Lead and Manage
It’s What We Do In Life
I got a basic apprenticeship in how to lead and manage in life in the U. S. Coast Guard. Twenty-five years after my service in the Coast Guard, I was at the White House, on Flag Day. The organization that I was the CEO of was receiving an award from the President and Vice President for finding innovative private solutions to public problems. It was the President’s Citation Program for Private Sector Initiatives.
Yet it took me thirty-five more years to realize that it was my time in the Coast Guard, aboard the weather cutter Owasco, that provided a solid foundation for leading and managing that helped make my life—and that award—possible. For me, that’s one major benefit of being a veteran, in addition to spending some time in service to the nation.
I joined the Coast Guard while in high school and began active duty as a seaman apprentice a year after graduation. That included a short stay at the Montauk Lifeboat Station, storekeeper school, and then on the Owasco for about twenty months. I was promoted to seaman, SK3, and recommended for SK2 during that time. I left the ship after two years to begin college.
I earned an AAS degree, a BS in Education, teacher certification, got married, and began a career in Chamber of Commerce management. Several years later, I earned a MBA in executive management, which was paid for, thankfully, by the GI Bill. At the time, I remember feeling somewhat surprised that the work in getting a MBA was not all that difficult; I had not yet realized how good a foundation for organizational leading and managing I received during my life and work aboard the Owasco in those two years. Since that time, I continued to learn about leadership and management from many people and have had the opportunity to put this learning to good use in the organizations that I’ve been involved with over the years. Now that I’m retired, I have had time to reflect on past experiences and was surprised to realize that the core, foundational learning that I have found essential to my being effective in life and work traces back to my two years of active duty in the Coast Guard. It was a great apprenticeship for life in the world!

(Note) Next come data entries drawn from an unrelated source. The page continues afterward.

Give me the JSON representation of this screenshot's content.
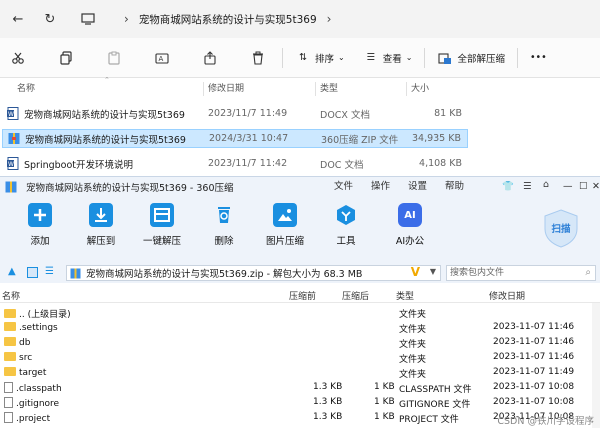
{
  "explorer": {
    "breadcrumb": [
      "宠物商城网站系统的设计与实现5t369"
    ],
    "commands": {
      "sort": "排序",
      "view": "查看",
      "extract_all": "全部解压缩",
      "more": "•••"
    },
    "columns": [
      "名称",
      "修改日期",
      "类型",
      "大小"
    ],
    "files": [
      {
        "name": "宠物商城网站系统的设计与实现5t369",
        "date": "2023/11/7 11:49",
        "type": "DOCX 文档",
        "size": "81 KB",
        "icon": "word-icon",
        "selected": false
      },
      {
        "name": "宠物商城网站系统的设计与实现5t369",
        "date": "2024/3/31 10:47",
        "type": "360压缩 ZIP 文件",
        "size": "34,935 KB",
        "icon": "zip-icon",
        "selected": true
      },
      {
        "name": "Springboot开发环境说明",
        "date": "2023/11/7 11:42",
        "type": "DOC 文档",
        "size": "4,108 KB",
        "icon": "word-icon",
        "selected": false
      }
    ]
  },
  "zip_window": {
    "title": "宠物商城网站系统的设计与实现5t369 - 360压缩",
    "menu": [
      "文件",
      "操作",
      "设置",
      "帮助"
    ],
    "tools": [
      "添加",
      "解压到",
      "一键解压",
      "删除",
      "图片压缩",
      "工具",
      "AI办公"
    ],
    "scan_label": "扫描",
    "path_text": "宠物商城网站系统的设计与实现5t369.zip - 解包大小为 68.3 MB",
    "search_placeholder": "搜索包内文件",
    "columns": [
      "名称",
      "压缩前",
      "压缩后",
      "类型",
      "修改日期"
    ],
    "rows": [
      {
        "name": ".. (上级目录)",
        "before": "",
        "after": "",
        "type": "文件夹",
        "date": "",
        "kind": "folder"
      },
      {
        "name": ".settings",
        "before": "",
        "after": "",
        "type": "文件夹",
        "date": "2023-11-07 11:46",
        "kind": "folder"
      },
      {
        "name": "db",
        "before": "",
        "after": "",
        "type": "文件夹",
        "date": "2023-11-07 11:46",
        "kind": "folder"
      },
      {
        "name": "src",
        "before": "",
        "after": "",
        "type": "文件夹",
        "date": "2023-11-07 11:46",
        "kind": "folder"
      },
      {
        "name": "target",
        "before": "",
        "after": "",
        "type": "文件夹",
        "date": "2023-11-07 11:49",
        "kind": "folder"
      },
      {
        "name": ".classpath",
        "before": "1.3 KB",
        "after": "1 KB",
        "type": "CLASSPATH 文件",
        "date": "2023-11-07 10:08",
        "kind": "file"
      },
      {
        "name": ".gitignore",
        "before": "1.3 KB",
        "after": "1 KB",
        "type": "GITIGNORE 文件",
        "date": "2023-11-07 10:08",
        "kind": "file"
      },
      {
        "name": ".project",
        "before": "1.3 KB",
        "after": "1 KB",
        "type": "PROJECT 文件",
        "date": "2023-11-07 10:08",
        "kind": "file"
      }
    ],
    "watermark": "CSDN @铁川学设程序"
  },
  "colors": {
    "selection": "#cce8ff",
    "toolbar_bg": "#eef3fa",
    "tool_blue": "#1a8fe0",
    "folder": "#f6c544"
  }
}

In my time aboard ship I was living what I was later taught about over several decades of work and study by a number of very special experts in people and quality focused management. I came to realize that seven foundation stones were laid in my Coast Guard life for leading and managing in the world:
1. Organizations are complex responsive processes of people relating to themselves, other people, tasks, duties, visions, missions, purpose, community, nation and the world.
2. A community is based on a shared perception of right and wrong and is only developed through conversation that includes people with competence, authority and interest in the common good. It is demonstrated by deeds done and not words said.
3. Leaders are the people who recognize what the right needs are and are able to bring together the right people and resources to set and accomplish the right common goals.
4. We are, simultaneously, independent, dependent and interdependent beings.
5. Freedom and security requires the willingness and ability to stand up and fight for what is good and right.
6. Good management has to be process and systems based with a focus on quality, customer service, and performance excellence. Sustainable corporate life has to include respect and care for the well-being of self, crew, ship, community, environment, nation and world.
7. Individuals, teams and organizations need to be attentive to and practiced in the three “R’s” of being Ready, Relevant, and Responsive to the times, needs, tasks and environments they are in.
(This 7th cornerstone came recently to my realization, from a “challenge coin” given to me by Admiral Karl Schultz, Commandant of the Coast Guard, with the words Ready, Relevant, Responsive emblazoned on the life-ring on one side of the coin.) The motto of the Coast Guard is Semper Paratus, “Always Ready.” It’s a good motto and ambition. Admiral Schultz added Relevant and Responsive to it for his command—a vital addition for today’s times; and I add it to mine.
I could not have articulated all of this six decades ago, in those informative and formative years that began my life’s work. Only now do I more fully recognize and appreciate that my Coast Guard experience created a good foundation for what became a career in organizational management for total community development. And now that I’m aware of it, I find myself even more grateful for the Coast Guard and my time in it. I’ve always liked the motto, Semper Paratus, “Always Ready.” Life in the Coast Guard, in my experience, exemplified that in thought, word, and deed. I entered the Coast Guard while in high school, a seaman apprentice; I left three years later, having gotten a life apprenticeship. I’m thankful for that learning and experience.